▸ **DESCRIPTION OF THE TASK**
Search the material for the word "delay" and copy every line in which it occurs.

▸ **RECORD EXTRACTS**
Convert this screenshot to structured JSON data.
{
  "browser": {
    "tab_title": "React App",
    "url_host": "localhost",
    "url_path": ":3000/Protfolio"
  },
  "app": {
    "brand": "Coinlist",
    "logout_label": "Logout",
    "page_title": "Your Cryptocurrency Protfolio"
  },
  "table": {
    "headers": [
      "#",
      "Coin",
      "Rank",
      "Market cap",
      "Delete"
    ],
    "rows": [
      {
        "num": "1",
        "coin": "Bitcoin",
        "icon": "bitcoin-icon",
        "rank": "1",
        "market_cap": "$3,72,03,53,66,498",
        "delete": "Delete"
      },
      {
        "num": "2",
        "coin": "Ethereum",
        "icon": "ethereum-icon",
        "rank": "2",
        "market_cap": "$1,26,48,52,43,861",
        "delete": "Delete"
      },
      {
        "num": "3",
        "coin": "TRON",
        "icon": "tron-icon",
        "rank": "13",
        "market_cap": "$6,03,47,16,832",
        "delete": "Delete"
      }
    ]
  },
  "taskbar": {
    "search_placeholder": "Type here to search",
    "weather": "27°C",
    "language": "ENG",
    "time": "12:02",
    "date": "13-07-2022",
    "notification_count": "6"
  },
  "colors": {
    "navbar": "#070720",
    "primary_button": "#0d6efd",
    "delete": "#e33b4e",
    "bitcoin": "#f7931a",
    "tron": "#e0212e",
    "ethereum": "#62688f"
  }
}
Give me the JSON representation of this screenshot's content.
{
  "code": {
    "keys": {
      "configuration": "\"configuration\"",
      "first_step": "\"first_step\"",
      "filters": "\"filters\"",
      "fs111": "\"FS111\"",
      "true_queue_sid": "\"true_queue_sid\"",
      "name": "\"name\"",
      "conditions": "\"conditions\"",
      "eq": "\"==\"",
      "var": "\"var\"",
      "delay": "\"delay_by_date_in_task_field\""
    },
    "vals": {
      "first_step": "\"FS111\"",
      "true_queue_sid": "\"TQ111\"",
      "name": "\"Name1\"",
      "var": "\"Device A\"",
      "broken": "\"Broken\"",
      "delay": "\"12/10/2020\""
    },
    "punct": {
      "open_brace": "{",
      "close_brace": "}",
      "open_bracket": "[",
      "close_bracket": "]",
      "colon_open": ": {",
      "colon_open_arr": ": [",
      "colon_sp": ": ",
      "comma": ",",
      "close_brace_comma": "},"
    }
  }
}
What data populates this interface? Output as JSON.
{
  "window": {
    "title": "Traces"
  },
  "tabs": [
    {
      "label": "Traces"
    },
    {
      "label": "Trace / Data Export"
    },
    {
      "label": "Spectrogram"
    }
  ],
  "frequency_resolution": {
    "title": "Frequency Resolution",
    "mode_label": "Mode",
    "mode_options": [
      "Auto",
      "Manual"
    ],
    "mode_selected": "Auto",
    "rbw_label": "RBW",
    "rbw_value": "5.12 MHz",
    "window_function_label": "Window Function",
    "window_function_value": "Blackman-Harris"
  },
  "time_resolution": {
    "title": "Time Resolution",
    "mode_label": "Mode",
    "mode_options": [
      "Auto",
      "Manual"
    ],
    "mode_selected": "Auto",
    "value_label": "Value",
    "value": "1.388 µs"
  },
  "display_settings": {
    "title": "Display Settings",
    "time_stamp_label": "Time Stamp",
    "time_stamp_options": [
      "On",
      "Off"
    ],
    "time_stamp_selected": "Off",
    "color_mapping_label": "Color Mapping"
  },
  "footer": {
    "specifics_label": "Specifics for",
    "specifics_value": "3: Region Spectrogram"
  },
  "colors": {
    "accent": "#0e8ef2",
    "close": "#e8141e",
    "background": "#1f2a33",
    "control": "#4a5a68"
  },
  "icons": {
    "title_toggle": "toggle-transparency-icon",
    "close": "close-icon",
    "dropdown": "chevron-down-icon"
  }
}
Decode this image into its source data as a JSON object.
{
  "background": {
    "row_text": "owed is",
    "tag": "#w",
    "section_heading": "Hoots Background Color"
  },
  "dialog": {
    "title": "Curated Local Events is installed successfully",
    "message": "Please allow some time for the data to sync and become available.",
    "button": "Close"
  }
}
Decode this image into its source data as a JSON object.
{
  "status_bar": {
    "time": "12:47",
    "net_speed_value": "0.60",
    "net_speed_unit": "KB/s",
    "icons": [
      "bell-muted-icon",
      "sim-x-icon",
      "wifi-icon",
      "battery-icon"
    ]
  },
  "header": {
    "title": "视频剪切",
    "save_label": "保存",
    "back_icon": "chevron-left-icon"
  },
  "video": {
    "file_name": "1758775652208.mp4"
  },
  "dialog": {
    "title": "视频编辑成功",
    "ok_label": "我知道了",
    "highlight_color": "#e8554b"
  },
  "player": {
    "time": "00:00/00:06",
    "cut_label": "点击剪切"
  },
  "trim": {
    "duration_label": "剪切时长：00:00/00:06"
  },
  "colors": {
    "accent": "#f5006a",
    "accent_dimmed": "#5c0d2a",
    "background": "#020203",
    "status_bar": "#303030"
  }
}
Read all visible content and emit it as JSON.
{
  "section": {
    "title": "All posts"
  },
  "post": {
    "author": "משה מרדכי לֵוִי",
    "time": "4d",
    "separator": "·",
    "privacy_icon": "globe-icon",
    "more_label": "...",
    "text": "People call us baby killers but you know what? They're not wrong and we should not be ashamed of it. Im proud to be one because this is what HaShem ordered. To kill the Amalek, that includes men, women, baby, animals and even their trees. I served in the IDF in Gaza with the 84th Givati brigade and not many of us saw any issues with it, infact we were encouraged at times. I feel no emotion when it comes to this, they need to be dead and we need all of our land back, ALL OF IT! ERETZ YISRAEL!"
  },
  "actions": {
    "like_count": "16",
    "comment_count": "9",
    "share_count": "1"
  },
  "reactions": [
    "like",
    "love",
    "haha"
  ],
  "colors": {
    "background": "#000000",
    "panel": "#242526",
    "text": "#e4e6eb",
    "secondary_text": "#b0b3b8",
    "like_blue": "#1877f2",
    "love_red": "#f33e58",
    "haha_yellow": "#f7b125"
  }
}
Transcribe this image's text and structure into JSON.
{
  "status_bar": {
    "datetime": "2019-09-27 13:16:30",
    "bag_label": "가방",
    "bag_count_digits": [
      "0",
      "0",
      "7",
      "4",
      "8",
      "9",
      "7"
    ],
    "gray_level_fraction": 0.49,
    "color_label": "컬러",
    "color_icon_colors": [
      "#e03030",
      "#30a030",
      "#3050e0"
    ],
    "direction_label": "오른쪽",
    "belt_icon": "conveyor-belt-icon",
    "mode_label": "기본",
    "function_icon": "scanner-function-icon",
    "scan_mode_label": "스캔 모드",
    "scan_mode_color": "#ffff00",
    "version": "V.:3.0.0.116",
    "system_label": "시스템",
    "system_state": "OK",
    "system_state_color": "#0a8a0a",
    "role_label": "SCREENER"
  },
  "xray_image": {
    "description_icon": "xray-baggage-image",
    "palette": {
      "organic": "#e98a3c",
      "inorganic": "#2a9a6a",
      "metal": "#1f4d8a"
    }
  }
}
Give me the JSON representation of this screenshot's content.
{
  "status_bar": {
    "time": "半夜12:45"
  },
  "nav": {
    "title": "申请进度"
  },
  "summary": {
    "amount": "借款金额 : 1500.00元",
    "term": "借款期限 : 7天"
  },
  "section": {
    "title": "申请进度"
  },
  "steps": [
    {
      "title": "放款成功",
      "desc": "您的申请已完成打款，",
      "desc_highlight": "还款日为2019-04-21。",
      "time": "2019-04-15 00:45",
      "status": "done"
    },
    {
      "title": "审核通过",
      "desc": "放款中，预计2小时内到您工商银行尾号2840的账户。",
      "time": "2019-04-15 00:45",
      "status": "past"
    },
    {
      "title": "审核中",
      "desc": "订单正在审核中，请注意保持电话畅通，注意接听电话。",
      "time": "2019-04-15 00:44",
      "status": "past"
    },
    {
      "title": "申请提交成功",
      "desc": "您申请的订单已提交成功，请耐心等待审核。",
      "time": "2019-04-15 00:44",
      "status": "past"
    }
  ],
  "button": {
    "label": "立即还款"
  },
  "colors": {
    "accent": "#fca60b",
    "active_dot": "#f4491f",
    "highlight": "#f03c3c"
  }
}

▸ **ANSWER SPACE**
      "delay": "\"delay_by_date_in_task_field\""
      "delay": "\"12/10/2020\""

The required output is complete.